Fixing Water Leaks in the Front Windshield Area
– Check the windshield seal
– Clean the drain holes
– Reinstall or replace weatherstripping
– Apply a windshield sealant
Addressing Water Leaks in the Doors and Windows:
Water leaks in the doors and windows of your Honda Civic can be quite a nuisance. Not only do they cause discomfort, but they can also lead to potential damage to your car’s interior.
Worn-out weatherstripping: Over time, the weatherstripping around the trunk and rear window may deteriorate, leading to gaps and leaks.
Clogged drainage holes: The trunk and rear window areas have drainage holes that can get clogged with dirt, debris, or leaves, preventing proper water drainage.
Damaged or misaligned seals: Seals around the trunk and rear window can get damaged due to accidents or regular wear and tear, causing water to seep through.
Fixing Trunk and Rear Window Leaks:
Here are some simple steps you can take to fix the water leaks:
Inspect the weatherstripping: Check the condition of the weatherstripping around the trunk and rear window. If you notice any cracks, gaps, or signs of wear, it’s time to replace it. High-quality replacement weatherstripping can be easily found at auto parts stores.
Clean the drainage holes: Locate the drainage holes in the trunk and rear window area and make sure they are clear of any obstruction. Use a small brush or compressed air to remove any dirt or debris that might be blocking the holes.

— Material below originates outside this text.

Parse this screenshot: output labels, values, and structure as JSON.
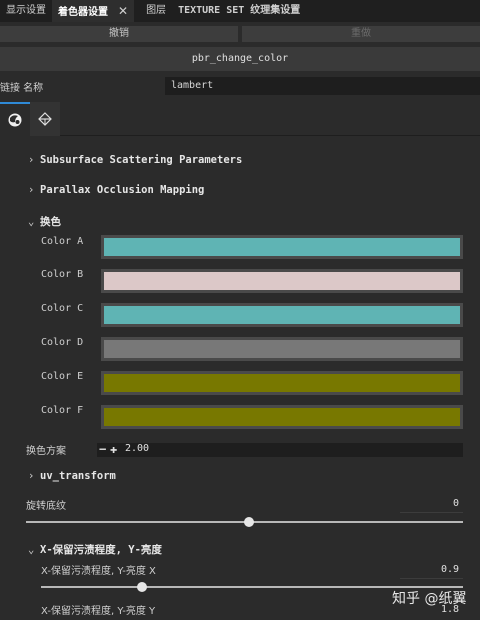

Check and repair seals: Carefully examine the seals around the trunk and rear window for any visible damage. If you spot any issues, such as cracks or misalignment, you may need to repair or replace the seals to ensure a tight fit.
Remember, if you’re unsure about any of these steps or if the leaks persist, it’s always a good idea to consult a professional mechanic or visit a trusted auto service center. They can provide expert guidance and assistance in resolving the issue effectively.
Preventing Water Leaks in the Engine Bay:
Water leaks in the engine bay of your Honda Civic can be a frustrating issue to deal with. Not only can they cause damage to important components, but they can also lead to electrical problems and even engine failure if left untreated.
Fortunately, there are several steps you can take to prevent water leaks in the engine bay.
Check and replace worn-out gaskets: Gaskets act as a seal between different parts of the engine. Over time, they can become worn-out and lose their effectiveness, leading to water leaks. Regularly inspect your gaskets and replace them if necessary.
Maintain proper engine bay insulation: Insulation helps protect the engine bay from excessive heat and moisture, reducing the chances of water leaks. Make sure the insulation is intact and replace any damaged sections promptly.
Clear clogged drainage channels: The engine bay has drainage channels designed to allow water to flow out. However, these channels can get clogged with debris over time, leading to water accumulation. Regularly clear out any debris from the channels to ensure proper water drainage.
Avoid driving through deep water: While it may seem obvious, driving through deep water can expose your engine bay to a significant amount of water. This can increase the risk of water leaks and damage. Whenever possible, avoid driving through flooded areas.
Inspect and maintain seals and weatherstripping: Seals and weatherstripping around doors, windows, and the hood can degrade over time, allowing water to seep into the engine bay. Inspect these seals regularly and replace them if they show signs of wear or damage.
Tips to Prevent Water Leaks
– Check and replace worn-out gaskets
– Maintain proper engine bay insulation
– Clear clogged drainage channels
– Avoid driving through deep water
– Inspect and maintain seals and weather stripping
Jack Oliver, is a car enthusiast with a keen eye for choosing the perfect accessories for cars and conducting thorough testing of various automotive products. Jack’s expertise lies in exploring the world of oils, lubricants, additives, and other accessories that enhance the performance, aesthetics, and overall driving experience.